__Work required__: Below are the records; collect from them each line containing the string "name".

__Dataset entries__:
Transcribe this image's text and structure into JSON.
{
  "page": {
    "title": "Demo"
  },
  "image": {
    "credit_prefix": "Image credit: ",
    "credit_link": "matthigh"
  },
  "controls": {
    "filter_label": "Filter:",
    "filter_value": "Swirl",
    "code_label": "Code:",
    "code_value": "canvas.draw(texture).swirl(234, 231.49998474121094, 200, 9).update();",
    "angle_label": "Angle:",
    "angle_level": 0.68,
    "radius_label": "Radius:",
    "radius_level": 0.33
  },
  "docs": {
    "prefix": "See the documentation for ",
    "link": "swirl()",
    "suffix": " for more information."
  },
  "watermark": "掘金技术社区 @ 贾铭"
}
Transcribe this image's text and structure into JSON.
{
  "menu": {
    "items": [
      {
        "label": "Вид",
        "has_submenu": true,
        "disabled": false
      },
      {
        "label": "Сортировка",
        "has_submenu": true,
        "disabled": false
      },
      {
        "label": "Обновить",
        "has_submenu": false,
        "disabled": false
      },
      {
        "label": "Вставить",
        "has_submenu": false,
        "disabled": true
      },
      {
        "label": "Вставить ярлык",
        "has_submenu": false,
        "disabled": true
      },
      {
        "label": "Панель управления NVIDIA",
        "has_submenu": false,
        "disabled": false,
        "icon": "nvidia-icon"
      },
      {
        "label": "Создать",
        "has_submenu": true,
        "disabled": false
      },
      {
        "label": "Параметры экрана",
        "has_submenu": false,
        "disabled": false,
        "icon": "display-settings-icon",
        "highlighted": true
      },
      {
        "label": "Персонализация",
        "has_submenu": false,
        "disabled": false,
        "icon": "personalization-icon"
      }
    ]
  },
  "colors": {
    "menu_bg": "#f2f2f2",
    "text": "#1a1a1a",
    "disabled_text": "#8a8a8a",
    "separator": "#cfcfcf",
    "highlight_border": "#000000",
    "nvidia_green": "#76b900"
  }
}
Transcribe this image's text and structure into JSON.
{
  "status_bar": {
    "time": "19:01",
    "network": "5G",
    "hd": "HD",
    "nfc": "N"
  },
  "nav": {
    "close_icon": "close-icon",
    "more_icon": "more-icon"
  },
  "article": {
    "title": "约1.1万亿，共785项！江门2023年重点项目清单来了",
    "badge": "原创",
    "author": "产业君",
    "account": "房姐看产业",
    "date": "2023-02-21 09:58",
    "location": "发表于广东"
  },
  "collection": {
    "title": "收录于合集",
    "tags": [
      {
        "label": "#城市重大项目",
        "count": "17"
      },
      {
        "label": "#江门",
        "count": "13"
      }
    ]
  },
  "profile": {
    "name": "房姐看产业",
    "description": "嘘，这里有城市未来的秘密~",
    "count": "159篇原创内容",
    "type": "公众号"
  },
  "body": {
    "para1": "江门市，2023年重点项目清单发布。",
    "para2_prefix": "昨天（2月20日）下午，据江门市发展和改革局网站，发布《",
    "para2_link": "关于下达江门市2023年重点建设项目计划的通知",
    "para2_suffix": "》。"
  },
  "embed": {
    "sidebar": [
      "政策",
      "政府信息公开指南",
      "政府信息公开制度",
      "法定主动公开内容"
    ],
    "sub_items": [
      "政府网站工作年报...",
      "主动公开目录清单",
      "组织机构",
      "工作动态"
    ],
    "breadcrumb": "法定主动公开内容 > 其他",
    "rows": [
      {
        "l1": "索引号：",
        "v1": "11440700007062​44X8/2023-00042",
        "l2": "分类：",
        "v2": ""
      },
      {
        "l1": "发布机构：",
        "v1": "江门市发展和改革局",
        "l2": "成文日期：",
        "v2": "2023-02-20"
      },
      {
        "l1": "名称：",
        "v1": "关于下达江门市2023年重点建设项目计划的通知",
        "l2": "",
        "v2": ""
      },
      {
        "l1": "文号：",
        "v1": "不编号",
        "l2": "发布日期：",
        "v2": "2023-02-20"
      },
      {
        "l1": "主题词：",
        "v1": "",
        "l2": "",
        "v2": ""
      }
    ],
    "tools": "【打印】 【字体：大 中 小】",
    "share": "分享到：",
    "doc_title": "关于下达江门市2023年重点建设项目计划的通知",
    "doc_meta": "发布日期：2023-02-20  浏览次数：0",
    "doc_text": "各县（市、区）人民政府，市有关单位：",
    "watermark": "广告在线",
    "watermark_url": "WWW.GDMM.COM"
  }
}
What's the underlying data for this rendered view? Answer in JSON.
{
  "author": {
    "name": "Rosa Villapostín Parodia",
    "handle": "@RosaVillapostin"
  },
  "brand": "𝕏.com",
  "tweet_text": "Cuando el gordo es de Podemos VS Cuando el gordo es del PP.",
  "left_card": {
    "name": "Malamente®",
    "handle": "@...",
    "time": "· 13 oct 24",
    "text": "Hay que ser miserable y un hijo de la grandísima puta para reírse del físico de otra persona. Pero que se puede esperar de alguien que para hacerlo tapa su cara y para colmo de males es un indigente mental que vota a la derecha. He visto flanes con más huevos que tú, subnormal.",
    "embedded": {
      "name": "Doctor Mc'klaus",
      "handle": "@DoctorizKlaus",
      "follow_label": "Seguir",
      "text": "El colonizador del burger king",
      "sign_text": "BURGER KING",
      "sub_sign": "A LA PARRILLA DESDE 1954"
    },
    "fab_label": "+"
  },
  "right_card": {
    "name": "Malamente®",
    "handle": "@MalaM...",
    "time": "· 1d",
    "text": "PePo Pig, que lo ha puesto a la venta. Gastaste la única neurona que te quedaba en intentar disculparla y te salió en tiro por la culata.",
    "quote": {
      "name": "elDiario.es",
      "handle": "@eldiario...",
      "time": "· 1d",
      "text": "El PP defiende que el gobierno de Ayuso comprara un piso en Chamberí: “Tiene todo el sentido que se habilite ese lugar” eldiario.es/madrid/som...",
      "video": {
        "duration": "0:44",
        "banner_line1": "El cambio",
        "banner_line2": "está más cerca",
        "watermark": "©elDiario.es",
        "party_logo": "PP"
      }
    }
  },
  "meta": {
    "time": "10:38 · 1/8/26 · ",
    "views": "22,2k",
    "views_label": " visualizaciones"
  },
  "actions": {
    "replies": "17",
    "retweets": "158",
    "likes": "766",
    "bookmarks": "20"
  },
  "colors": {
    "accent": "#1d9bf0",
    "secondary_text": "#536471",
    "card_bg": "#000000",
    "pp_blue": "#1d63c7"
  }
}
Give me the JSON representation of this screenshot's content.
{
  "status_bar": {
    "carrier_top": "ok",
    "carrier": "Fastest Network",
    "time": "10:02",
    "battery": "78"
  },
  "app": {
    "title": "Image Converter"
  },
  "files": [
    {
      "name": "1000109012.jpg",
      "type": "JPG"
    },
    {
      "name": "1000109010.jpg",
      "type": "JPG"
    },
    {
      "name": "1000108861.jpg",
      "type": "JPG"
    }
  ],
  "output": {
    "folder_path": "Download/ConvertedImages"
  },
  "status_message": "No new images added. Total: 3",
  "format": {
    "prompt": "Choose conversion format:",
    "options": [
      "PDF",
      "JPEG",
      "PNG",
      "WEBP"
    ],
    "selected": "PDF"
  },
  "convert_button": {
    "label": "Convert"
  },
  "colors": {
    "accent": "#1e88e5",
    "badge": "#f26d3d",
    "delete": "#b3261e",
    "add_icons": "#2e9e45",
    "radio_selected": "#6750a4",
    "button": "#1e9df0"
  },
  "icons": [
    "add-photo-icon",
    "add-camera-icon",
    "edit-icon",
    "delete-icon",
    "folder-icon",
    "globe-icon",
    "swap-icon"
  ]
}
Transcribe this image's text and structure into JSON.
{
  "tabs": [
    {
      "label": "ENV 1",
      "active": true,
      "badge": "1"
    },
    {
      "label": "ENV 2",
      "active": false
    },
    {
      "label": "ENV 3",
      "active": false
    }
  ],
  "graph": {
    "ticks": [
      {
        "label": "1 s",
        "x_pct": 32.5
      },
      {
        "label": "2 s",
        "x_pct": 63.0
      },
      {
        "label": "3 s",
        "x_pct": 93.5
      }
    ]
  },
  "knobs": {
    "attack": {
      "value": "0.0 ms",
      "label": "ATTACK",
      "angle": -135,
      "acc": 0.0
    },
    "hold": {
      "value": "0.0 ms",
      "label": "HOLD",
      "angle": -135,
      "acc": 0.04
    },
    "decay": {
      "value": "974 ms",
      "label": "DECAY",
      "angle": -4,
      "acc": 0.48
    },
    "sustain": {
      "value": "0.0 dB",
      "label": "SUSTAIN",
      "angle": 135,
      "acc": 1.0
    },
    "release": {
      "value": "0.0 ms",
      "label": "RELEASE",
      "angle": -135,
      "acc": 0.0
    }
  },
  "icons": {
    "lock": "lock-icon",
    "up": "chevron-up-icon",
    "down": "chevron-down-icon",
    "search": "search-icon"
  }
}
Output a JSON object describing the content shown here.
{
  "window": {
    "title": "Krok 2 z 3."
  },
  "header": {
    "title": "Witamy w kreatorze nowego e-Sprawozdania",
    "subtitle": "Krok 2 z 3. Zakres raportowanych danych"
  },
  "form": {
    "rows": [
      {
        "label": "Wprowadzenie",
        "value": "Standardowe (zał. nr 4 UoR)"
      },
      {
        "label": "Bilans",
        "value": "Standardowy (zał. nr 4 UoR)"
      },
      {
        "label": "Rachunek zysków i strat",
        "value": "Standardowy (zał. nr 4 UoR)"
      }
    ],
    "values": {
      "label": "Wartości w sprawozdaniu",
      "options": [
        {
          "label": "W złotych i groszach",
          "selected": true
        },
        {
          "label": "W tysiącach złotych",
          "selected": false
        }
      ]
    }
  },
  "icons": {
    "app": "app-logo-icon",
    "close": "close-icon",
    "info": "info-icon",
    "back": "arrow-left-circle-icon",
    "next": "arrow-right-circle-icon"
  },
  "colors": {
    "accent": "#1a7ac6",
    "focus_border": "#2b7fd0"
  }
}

__Exercise answer__:
    "name": "房姐看产业",
    "name": "Rosa Villapostín Parodia",
    "name": "Malamente®",
      "name": "Doctor Mc'klaus",
    "name": "Malamente®",
      "name": "elDiario.es",
      "name": "1000109012.jpg",
      "name": "1000109010.jpg",
      "name": "1000108861.jpg",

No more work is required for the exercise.